# HOW TO COMPLETE THIS TASK
Search the data for the word "number" and copy each line that has it.

# STORED DATA
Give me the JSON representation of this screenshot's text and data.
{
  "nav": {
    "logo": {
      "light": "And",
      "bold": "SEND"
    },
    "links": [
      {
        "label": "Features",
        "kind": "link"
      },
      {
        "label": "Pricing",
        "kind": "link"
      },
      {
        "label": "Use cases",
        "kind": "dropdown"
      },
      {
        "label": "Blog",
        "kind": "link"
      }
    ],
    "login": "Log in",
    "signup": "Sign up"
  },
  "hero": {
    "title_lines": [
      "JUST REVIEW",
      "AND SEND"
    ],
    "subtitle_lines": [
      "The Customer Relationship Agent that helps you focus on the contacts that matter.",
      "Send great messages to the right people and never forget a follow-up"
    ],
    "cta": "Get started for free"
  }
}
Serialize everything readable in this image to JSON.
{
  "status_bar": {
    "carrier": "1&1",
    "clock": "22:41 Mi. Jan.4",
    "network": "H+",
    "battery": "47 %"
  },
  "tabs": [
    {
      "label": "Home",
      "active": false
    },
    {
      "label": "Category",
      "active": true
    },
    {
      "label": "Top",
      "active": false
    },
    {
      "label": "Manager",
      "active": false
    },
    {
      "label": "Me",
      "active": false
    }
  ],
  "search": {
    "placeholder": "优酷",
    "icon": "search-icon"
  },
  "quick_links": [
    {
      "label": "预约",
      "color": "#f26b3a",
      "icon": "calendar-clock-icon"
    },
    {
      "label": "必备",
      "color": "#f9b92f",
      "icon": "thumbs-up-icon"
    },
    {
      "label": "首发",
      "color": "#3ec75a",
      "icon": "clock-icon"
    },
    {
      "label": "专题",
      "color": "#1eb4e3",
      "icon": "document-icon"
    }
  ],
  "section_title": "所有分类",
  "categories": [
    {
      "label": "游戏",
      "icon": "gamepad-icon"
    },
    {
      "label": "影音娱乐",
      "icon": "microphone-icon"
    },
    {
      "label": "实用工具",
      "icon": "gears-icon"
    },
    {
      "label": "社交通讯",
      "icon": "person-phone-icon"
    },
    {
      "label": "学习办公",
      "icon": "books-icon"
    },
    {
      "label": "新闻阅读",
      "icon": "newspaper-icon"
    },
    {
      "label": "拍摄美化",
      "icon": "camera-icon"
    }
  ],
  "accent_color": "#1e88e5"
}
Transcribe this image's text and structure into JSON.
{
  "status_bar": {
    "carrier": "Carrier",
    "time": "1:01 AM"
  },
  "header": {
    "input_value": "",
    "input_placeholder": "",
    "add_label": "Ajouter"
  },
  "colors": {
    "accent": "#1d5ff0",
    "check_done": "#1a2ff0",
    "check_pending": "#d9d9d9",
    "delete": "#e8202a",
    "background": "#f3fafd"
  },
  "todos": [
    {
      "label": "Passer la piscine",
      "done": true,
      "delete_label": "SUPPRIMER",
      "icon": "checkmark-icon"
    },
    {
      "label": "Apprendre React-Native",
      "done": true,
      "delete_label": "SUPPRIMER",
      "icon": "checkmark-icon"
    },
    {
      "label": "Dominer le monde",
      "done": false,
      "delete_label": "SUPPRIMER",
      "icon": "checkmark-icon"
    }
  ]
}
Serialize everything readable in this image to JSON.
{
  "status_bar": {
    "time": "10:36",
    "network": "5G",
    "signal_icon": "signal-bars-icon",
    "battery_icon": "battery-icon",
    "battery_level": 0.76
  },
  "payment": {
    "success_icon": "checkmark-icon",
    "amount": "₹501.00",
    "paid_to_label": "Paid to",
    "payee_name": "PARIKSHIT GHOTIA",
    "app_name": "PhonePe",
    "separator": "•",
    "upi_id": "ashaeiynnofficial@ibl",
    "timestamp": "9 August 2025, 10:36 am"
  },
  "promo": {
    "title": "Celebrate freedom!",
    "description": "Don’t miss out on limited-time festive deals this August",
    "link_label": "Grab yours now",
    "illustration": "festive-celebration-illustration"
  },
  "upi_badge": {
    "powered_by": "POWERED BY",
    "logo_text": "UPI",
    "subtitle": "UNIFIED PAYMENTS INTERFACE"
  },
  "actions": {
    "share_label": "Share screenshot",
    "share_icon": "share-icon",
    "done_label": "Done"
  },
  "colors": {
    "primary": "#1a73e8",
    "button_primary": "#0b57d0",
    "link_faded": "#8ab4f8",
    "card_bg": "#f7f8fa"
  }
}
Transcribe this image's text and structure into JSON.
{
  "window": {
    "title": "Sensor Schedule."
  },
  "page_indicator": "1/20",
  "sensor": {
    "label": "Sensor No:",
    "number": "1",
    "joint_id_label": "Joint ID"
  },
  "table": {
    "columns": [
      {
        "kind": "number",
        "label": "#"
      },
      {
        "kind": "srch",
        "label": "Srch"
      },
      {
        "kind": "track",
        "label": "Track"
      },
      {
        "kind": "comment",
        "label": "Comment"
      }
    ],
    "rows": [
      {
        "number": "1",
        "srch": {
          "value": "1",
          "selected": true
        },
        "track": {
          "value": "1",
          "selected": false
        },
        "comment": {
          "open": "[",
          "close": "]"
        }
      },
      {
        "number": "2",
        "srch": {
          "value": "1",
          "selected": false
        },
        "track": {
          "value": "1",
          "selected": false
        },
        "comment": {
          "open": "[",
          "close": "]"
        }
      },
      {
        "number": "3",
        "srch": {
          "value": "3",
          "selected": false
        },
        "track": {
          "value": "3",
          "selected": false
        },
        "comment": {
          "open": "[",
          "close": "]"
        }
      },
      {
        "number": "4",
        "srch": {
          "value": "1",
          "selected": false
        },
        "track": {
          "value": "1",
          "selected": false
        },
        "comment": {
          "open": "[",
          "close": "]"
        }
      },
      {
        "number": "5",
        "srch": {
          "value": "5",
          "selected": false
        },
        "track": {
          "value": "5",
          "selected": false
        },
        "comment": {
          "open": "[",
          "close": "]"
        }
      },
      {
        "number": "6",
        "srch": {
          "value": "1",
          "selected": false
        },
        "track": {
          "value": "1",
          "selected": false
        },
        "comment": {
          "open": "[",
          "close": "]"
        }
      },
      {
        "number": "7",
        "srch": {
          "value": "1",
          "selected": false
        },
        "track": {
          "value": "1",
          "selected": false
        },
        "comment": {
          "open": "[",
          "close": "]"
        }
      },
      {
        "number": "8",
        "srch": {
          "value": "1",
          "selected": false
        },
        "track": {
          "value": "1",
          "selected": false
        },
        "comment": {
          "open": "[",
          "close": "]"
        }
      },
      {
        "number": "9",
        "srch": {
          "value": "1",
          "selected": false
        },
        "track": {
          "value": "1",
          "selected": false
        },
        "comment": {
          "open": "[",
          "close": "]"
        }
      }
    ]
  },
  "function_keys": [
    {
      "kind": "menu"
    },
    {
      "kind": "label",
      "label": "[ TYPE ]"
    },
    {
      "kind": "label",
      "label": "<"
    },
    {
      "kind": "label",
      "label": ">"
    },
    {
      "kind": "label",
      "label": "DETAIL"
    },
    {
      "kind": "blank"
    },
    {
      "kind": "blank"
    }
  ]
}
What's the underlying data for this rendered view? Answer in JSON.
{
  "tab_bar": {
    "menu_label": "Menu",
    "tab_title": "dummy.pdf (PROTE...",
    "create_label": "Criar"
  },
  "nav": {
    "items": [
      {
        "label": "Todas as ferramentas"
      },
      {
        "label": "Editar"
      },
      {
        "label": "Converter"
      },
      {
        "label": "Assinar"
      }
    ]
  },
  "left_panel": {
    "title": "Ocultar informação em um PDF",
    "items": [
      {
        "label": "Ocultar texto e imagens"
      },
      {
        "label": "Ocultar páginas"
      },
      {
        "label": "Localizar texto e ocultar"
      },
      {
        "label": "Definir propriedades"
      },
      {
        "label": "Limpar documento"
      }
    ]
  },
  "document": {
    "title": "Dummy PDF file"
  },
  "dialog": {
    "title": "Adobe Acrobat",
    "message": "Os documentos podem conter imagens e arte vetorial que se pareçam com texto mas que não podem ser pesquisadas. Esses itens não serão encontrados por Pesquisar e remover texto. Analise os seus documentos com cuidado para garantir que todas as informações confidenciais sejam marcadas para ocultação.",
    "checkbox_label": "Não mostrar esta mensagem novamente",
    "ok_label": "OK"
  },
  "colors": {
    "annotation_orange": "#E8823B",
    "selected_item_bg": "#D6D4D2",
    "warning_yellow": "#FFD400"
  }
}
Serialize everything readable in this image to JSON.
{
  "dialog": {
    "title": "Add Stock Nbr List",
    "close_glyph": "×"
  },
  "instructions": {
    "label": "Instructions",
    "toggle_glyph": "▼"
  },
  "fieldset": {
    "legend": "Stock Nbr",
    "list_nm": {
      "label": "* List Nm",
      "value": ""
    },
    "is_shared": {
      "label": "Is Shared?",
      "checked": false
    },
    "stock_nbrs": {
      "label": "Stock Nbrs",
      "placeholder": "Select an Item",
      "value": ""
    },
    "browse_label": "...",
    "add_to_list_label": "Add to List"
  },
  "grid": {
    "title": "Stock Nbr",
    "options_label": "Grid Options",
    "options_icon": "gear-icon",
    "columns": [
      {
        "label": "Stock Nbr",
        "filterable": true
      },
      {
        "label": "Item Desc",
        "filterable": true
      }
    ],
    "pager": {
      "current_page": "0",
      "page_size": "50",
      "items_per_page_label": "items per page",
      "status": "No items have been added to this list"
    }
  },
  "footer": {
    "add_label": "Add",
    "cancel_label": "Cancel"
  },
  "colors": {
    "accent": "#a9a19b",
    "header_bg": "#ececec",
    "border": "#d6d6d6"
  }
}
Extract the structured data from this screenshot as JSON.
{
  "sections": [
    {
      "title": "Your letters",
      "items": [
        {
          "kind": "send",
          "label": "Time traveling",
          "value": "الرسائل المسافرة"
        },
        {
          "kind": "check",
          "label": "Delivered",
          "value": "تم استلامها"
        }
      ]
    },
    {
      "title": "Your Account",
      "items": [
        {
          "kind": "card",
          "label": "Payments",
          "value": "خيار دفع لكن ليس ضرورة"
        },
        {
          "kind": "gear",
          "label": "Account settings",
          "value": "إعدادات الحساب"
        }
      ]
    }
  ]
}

# OUTPUT OF THE TASK
    "number": "1",
        "kind": "number",
        "number": "1",
        "number": "2",
        "number": "3",
        "number": "4",
        "number": "5",
        "number": "6",
        "number": "7",
        "number": "8",
        "number": "9",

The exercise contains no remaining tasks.